Zimbabwe’s football authorities knee-jerk bid to rescue the national team’s poor fortunes in the World Cup qualifiers by firing coach Zdravko Logarusic may come back to haunt them if they fail to pay the Croat’s US$ 90 000 (R1,3 million) settlement.

Logarusic, popularly known as Loga was fired on Sunday after picking only one point from Zimbabwe’s first two matches in Group G of the 2022 World Cup first round of qualifiers.

In total, the Warriors only won one match out of 14 under the Croatian coach’s tutelage.

As part of his severance package, Loga is expected to be paid by ZIFA US$35 000 for the termination of his contract, which still had five months left.

Loga was earning US$7000 (R101 000) a month.

On top of that, the outspoken coach was promised 10% of the US$550 000 prize money Zimbabwe got from CAF for qualifying for AFCON 2021.

Loga’s share of the CAF prize money is US$55 000. In total – meaning his total settlement due is US$90 000.

It remains to be seen if cash-strapped ZIFA will be able to pay Logarusic his settlement.
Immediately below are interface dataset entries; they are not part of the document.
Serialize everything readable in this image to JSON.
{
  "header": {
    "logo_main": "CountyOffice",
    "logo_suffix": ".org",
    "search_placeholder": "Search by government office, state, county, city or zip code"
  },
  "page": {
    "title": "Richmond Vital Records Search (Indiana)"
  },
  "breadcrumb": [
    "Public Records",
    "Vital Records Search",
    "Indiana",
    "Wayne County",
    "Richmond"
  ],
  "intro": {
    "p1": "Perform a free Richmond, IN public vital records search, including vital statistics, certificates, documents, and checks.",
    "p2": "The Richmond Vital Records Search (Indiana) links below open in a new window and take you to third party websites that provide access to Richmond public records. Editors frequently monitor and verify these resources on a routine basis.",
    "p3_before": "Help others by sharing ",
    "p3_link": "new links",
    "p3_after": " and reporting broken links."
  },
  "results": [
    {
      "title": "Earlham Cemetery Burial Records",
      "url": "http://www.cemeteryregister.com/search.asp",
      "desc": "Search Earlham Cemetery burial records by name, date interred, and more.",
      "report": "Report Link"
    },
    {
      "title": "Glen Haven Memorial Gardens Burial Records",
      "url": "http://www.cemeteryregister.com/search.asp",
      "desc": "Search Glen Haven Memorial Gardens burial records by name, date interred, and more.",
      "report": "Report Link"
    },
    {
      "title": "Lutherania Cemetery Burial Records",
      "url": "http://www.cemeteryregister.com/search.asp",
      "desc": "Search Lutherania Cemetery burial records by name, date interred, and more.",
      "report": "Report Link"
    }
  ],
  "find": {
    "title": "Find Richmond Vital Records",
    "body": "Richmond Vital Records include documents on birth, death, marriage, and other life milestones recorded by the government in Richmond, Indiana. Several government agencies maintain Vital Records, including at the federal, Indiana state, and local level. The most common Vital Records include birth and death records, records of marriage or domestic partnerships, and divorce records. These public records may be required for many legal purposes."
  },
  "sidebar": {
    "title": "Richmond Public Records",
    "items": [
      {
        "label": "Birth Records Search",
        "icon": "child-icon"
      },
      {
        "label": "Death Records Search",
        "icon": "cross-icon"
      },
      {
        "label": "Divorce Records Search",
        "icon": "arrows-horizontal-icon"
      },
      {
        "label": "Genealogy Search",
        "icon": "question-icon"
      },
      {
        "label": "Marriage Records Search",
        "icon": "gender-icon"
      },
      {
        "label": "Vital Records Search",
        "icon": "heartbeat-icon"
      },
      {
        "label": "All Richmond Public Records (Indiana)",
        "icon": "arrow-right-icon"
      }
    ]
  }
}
ZIFA’s communications and competition manager refused to comment on the matter when contacted by The Bulrushes on Thursday.

Ironically, Zimbabwe’s football governing body still owes Norman Mapeza, who was appointed interim coach on Wednesday.

Mapeza is owed the money by ZiFA from his previous stints as Warriors coach.

ZIFA is still to pay the US$100 000 it owes former national team coach Callisto Pasuwa, who led Zimbabwe to the 2017 AFCON finals in Gabon.

Zimbabwe was banned from the 2018 World Cup qualifying for failing to pay its former national team coach Jose Claudinei Georgini.

The Brazilian football manager nicknamed Valinhos managed the Warriors from January to November 2008.

Zimbabwe’s participation in the qualifiers for the 2022 World Cup in Qatar was also under threat over the US $150 000 it ows to Belgian coach Tom Saintfei.

The Belgian was deported on his first day of training after engaging in his duties without a work permit in 2010.